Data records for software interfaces
%%

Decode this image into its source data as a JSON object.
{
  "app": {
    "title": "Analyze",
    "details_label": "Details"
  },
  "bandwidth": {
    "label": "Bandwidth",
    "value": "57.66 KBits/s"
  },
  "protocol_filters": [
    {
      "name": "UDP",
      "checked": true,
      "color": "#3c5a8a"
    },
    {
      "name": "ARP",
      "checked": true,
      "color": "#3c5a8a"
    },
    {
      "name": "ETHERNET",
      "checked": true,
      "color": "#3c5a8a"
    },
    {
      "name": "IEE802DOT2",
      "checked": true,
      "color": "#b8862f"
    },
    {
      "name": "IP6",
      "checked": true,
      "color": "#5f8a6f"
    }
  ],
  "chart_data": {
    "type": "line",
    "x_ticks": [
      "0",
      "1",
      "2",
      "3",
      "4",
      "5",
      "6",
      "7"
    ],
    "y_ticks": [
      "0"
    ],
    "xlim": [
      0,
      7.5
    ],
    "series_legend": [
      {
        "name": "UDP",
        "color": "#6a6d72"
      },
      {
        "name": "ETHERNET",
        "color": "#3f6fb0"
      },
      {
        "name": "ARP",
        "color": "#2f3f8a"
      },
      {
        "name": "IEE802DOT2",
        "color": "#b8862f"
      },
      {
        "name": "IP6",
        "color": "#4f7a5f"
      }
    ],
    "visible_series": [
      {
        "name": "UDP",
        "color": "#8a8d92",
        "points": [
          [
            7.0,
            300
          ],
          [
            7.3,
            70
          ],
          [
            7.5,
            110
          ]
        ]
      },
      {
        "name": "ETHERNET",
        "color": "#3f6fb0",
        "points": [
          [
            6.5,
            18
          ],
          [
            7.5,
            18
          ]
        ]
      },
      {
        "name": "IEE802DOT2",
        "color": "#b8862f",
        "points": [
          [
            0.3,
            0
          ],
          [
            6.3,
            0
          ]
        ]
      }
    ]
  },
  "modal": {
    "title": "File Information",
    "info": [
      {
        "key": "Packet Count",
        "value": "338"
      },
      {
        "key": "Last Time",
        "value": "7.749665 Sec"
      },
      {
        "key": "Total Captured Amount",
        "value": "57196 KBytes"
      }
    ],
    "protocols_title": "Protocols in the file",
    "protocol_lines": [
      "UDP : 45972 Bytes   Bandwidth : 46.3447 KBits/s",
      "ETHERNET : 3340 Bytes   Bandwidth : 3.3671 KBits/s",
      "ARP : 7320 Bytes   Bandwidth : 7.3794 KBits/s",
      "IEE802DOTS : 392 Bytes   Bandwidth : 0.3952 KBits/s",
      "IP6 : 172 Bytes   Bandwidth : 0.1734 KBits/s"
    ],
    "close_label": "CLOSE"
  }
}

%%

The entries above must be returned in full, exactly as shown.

Decode this image into its source data as a JSON object.
{
  "app": {
    "title": "Analyze",
    "details_label": "Details"
  },
  "bandwidth": {
    "label": "Bandwidth",
    "value": "57.66 KBits/s"
  },
  "protocol_filters": [
    {
      "name": "UDP",
      "checked": true,
      "color": "#3c5a8a"
    },
    {
      "name": "ARP",
      "checked": true,
      "color": "#3c5a8a"
    },
    {
      "name": "ETHERNET",
      "checked": true,
      "color": "#3c5a8a"
    },
    {
      "name": "IEE802DOT2",
      "checked": true,
      "color": "#b8862f"
    },
    {
      "name": "IP6",
      "checked": true,
      "color": "#5f8a6f"
    }
  ],
  "chart_data": {
    "type": "line",
    "x_ticks": [
      "0",
      "1",
      "2",
      "3",
      "4",
      "5",
      "6",
      "7"
    ],
    "y_ticks": [
      "0"
    ],
    "xlim": [
      0,
      7.5
    ],
    "series_legend": [
      {
        "name": "UDP",
        "color": "#6a6d72"
      },
      {
        "name": "ETHERNET",
        "color": "#3f6fb0"
      },
      {
        "name": "ARP",
        "color": "#2f3f8a"
      },
      {
        "name": "IEE802DOT2",
        "color": "#b8862f"
      },
      {
        "name": "IP6",
        "color": "#4f7a5f"
      }
    ],
    "visible_series": [
      {
        "name": "UDP",
        "color": "#8a8d92",
        "points": [
          [
            7.0,
            300
          ],
          [
            7.3,
            70
          ],
          [
            7.5,
            110
          ]
        ]
      },
      {
        "name": "ETHERNET",
        "color": "#3f6fb0",
        "points": [
          [
            6.5,
            18
          ],
          [
            7.5,
            18
          ]
        ]
      },
      {
        "name": "IEE802DOT2",
        "color": "#b8862f",
        "points": [
          [
            0.3,
            0
          ],
          [
            6.3,
            0
          ]
        ]
      }
    ]
  },
  "modal": {
    "title": "File Information",
    "info": [
      {
        "key": "Packet Count",
        "value": "338"
      },
      {
        "key": "Last Time",
        "value": "7.749665 Sec"
      },
      {
        "key": "Total Captured Amount",
        "value": "57196 KBytes"
      }
    ],
    "protocols_title": "Protocols in the file",
    "protocol_lines": [
      "UDP : 45972 Bytes   Bandwidth : 46.3447 KBits/s",
      "ETHERNET : 3340 Bytes   Bandwidth : 3.3671 KBits/s",
      "ARP : 7320 Bytes   Bandwidth : 7.3794 KBits/s",
      "IEE802DOTS : 392 Bytes   Bandwidth : 0.3952 KBits/s",
      "IP6 : 172 Bytes   Bandwidth : 0.1734 KBits/s"
    ],
    "close_label": "CLOSE"
  }
}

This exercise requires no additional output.